One of the great example of how the music came before the lyrics. AC/DC’s soaring crescendo of a song about being Thunderstruck, the guitar rhythm was amazing and the lyrics to fit the bill. One of the popular songs to crank up the volume on those cassette boom boxes, AC/ DC was played by one and all.

Enter Sandman – Metallica
Metallica has a special place in everyone’s heart – for those who gathered and those who did not. A favorite headbanger number from one of the greatest bands of all time. The track had the energy that complemented ours during that age.

Smells Like Teen Spirit – Nirvana
Nirvana’s biggest hit and Cobain’s crowning glory made the grunge, cool again. It was an attempt by Nirvana to create a pop song – ended up becoming popular among all the headbangers we had at the hostel (dorm) parties.

Summer of ’69 – Bryan Adams
Like Ali Haidar’s Purani Jeans, Bryan Adam’s Summer of ’69 is like an anthem for our generation. It brings too many memories of growing, high school, and hormones.
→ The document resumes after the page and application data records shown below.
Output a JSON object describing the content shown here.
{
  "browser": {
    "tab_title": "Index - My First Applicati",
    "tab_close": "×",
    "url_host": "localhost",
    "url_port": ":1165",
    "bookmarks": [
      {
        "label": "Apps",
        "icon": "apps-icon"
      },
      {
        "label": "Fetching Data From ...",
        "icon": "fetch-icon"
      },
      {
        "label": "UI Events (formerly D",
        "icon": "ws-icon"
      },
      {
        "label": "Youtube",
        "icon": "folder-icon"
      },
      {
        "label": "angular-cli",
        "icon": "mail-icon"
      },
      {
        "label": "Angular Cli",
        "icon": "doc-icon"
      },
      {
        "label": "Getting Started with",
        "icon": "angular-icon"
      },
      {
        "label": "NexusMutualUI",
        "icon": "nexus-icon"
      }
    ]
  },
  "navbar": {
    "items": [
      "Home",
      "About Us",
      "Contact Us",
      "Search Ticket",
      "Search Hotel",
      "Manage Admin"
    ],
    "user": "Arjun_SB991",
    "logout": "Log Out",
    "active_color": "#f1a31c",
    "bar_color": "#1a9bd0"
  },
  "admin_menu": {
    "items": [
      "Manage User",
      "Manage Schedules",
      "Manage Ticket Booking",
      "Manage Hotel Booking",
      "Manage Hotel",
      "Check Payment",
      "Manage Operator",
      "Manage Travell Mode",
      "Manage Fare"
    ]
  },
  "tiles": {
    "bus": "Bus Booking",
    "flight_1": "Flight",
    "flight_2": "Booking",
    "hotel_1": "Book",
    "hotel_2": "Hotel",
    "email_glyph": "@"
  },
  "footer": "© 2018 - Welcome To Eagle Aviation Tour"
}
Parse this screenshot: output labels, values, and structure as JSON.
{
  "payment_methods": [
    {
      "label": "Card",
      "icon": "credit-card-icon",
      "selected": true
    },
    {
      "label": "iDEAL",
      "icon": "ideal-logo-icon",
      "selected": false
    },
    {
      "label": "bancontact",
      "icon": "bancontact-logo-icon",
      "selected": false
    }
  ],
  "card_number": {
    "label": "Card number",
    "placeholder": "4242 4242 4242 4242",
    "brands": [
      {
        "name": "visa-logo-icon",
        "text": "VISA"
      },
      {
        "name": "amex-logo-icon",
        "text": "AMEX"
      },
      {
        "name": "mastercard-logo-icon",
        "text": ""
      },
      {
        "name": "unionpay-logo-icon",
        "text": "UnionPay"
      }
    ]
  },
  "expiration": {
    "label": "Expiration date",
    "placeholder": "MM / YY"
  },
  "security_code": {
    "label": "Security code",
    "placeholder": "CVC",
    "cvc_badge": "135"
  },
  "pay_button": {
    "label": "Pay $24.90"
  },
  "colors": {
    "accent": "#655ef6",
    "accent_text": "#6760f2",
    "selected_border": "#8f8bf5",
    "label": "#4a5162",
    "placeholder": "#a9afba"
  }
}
The guitar riff, which underwent a lot of changes, had the energy to be played at almost every gathering we have had.

You Give Love a Bad Name – Bon Jovi
Bon Jovi released Keep the Faith in 1992 followed by Cross Roads in 1994. Both albums could be heard int he corridors. You Give Love a Bad Name was particularly played on a smallish tape player, with Pompy, Ananth, and yours truly singing along at the top of their voice relatively late in the evening, while at the Thapar Institute of Technology for an inter-college cultural competition.

Side B (27 minutes)
Sweet Child O’ Mine – Guns N’ Roses
Appetite for Destruction which came 4 years prior to G’n’R’s Use your Illusions duology, had one of their most successful songs. – Sweet Child O’ Mine. Axl Rose’s soaring six-octave range made this song to be our favorite.

We Will Rock You – Queen
This is one of the few songs, that I recall, Numi loved. He would always get happy just hearing either the beat or the guitar riff of the song. It is also one of the songs that are played often during sports and radio events.

Are You Gonna Go My Way – Lenny Kravitz
Lenny Kravitz made its way into our collective consciousness when Sumant suggested it for one of the mock-rock competition. Needless to say that we won that competition and the song became an integral part of the music for all of us.

Roadhouse Blues – The Doors
I had never heard of The Doors. When Akshay (our friend from Civil Engineering), another of my next-door neighbor during one of the years, shared his 90-minute BASF Cobalt mixtape with me, I turned to The Doors. I copied The Best of The Doors (German Edition) and rest is history. I played it over and over again in my boom-box. And The Doors became my favorite group. A bit of trivia, other than The Beatles, The Doors is the only other group whose group members I can name without thinking. 

Smoke on the Water – Deep Purple
Deep Purple was the other Brit rock band. An instant classic with one of the world’s most popular beginning guitar riff. It was loved by one and all. One of the first songs that come to mind when we think of our time at PEC.

Immigrant Song – Led Zeppelin
The song that refers to war-making with reference to Norse mythology and halls of Valhalla, this song was popular among the fans of Brit-Rock likes of which included Pink Floyd, Rolling Stones, and Deep Purple. Againthis one is for Sumant.

Pour Some Sugar On Me – Def Leppard
The list started with Ajju, and it has to end with him too. I can still hear Ajju singing at the top of his voice while walking in the corridors of our hostel (dorm), “Pour Some Sugar On Me”. Def Leppard became one of the favorite pop-rockish band that everyone loved.

I am publishing this on the day we are all supposed to arrive in Vegas. So many may not have seen this or even known about the theme. But here it and all shall reveal today afternoon.

JPS Nagi
December 7, 2018